• Implement the method sameRecipe(BagelRecipe other) which returns true if the same ingredients have the same weights to within 0.001 ounces.

Submit your work in a file named Bagel.java.

### Problem 3:Trigrams

Technically, this is a word-level trigram. There are also letter-level trigrams, which are simply three-letter sequences. The generalized version of these are called $$n$$-grams.

A trigram is a three-word phrase, such as “three word phrase”. Trigrams are often used in machine-learning and search applications, to find documents matching a given search phrase, or to summarize a document by its most common terms.

• For this problem, simply represent a document as a list of Strings. Each string will be a single word of the document, and no word will contain a space in it.

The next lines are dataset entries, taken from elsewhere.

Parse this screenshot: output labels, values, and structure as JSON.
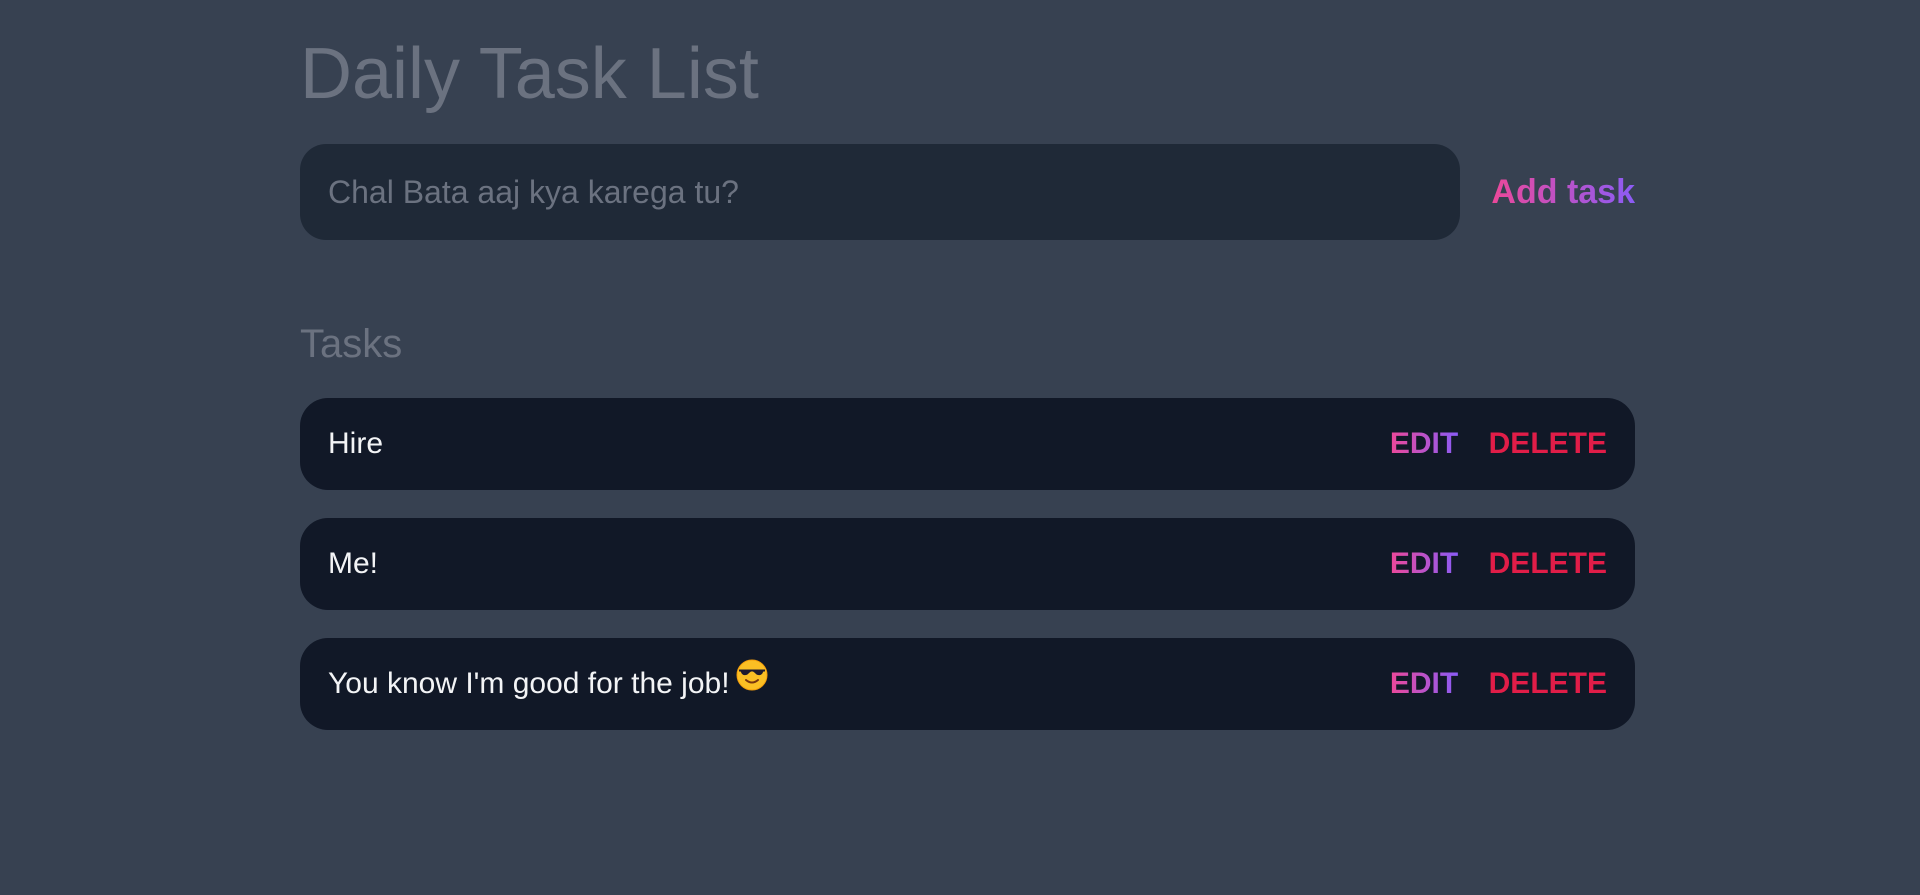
{
  "header": {
    "title": "Daily Task List"
  },
  "add_form": {
    "input_value": "",
    "input_placeholder": "Chal Bata aaj kya karega tu?",
    "add_label": "Add task"
  },
  "tasks_section": {
    "heading": "Tasks",
    "items": [
      {
        "text": "Hire",
        "emoji": "",
        "edit_label": "EDIT",
        "delete_label": "DELETE"
      },
      {
        "text": "Me!",
        "emoji": "",
        "edit_label": "EDIT",
        "delete_label": "DELETE"
      },
      {
        "text": "You know I'm good for the job!",
        "emoji": "smiling-face-with-sunglasses-icon",
        "edit_label": "EDIT",
        "delete_label": "DELETE"
      }
    ]
  },
  "colors": {
    "background": "#374151",
    "input_background": "#1f2937",
    "task_background": "#111827",
    "muted_text": "#6b7280",
    "gradient_start": "#ec4899",
    "gradient_end": "#8b5cf6",
    "delete": "#e11d48"
  }
}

• Design a class Trigram to represent trigrams. I strongly recommend that you not represent a trigram by a single String...

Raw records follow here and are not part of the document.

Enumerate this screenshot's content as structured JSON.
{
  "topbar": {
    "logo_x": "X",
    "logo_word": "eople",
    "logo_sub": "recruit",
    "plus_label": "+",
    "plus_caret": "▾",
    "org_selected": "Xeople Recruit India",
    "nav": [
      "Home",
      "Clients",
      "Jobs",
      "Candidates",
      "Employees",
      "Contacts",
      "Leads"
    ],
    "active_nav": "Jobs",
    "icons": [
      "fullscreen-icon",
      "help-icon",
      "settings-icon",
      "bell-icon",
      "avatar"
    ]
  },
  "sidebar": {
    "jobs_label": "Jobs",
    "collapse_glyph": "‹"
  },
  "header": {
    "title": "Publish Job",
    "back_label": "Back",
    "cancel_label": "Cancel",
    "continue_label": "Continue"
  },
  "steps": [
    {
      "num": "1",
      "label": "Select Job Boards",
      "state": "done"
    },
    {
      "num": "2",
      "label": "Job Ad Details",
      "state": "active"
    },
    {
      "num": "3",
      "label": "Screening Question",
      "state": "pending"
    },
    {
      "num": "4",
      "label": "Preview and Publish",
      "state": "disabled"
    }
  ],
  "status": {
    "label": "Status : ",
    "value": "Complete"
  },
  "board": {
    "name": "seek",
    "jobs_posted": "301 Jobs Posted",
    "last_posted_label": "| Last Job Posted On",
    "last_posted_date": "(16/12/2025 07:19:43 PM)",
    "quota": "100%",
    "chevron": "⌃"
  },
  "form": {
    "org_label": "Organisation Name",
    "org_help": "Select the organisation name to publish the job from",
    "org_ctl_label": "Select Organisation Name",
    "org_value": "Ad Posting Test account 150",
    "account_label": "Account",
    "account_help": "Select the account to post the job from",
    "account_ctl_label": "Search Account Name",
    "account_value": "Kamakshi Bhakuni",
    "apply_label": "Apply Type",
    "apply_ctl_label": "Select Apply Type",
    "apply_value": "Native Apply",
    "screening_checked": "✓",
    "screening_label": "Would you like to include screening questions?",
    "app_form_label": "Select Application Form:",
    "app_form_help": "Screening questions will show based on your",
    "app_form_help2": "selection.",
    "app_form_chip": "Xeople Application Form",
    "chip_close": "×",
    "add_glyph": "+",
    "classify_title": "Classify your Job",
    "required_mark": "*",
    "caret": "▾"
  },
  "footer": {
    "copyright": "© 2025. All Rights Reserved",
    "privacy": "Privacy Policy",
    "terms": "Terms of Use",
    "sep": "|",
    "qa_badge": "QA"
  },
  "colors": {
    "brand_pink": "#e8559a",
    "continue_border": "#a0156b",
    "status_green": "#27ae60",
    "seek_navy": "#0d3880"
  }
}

• Design a method compareTo(Trigram other) for Trigram that behaves analogously to compareTo for Strings: it should return a negative number if this Trigram comes before the other Trigram, a positive number if this Trigram comes after the other Trigram, and zero if they are the same trigram. This method should order the trigrams lexicographically and case-insensitively.

• Note the font here: I’m showing a document and trigrams in quotes, but they are not meant to signify Java Strings; you can and should represent these using whatever classes you’ve designed.

Design a method on lists of strings, trigrams(), that converts the list into a list of trigrams. For example, the document “Fundies2 is lots of fun” should produce the three trigrams “Fundies2 is lots”, “is lots of”, “lots of fun”. (A document with fewer than three words will produce an empty list of trigrams.)

• Design a method mostCommonTrigram() for lists of trigrams that returns the most common Trigram in the list. If the list is empty, return the trigram “NO SUCH TRIGRAM”. For ties, return the first trigram (in compareTo ordering) you encounter with the highest frequency.

• Design a method count(Trigram trigram) for lists of trigrams that returns the count of a given trigram in this list.

You will likely need several helper methods for this assignment. Be sure to test your code thoroughly. Hint: you will need to use one or more accumulators on this problem. Be sure to clearly explain their meaning in an accumulator statement, which should be written just beneath the purpose statement, just as we did in Fundies 1.

Submit your work in a file named Trigrams.java.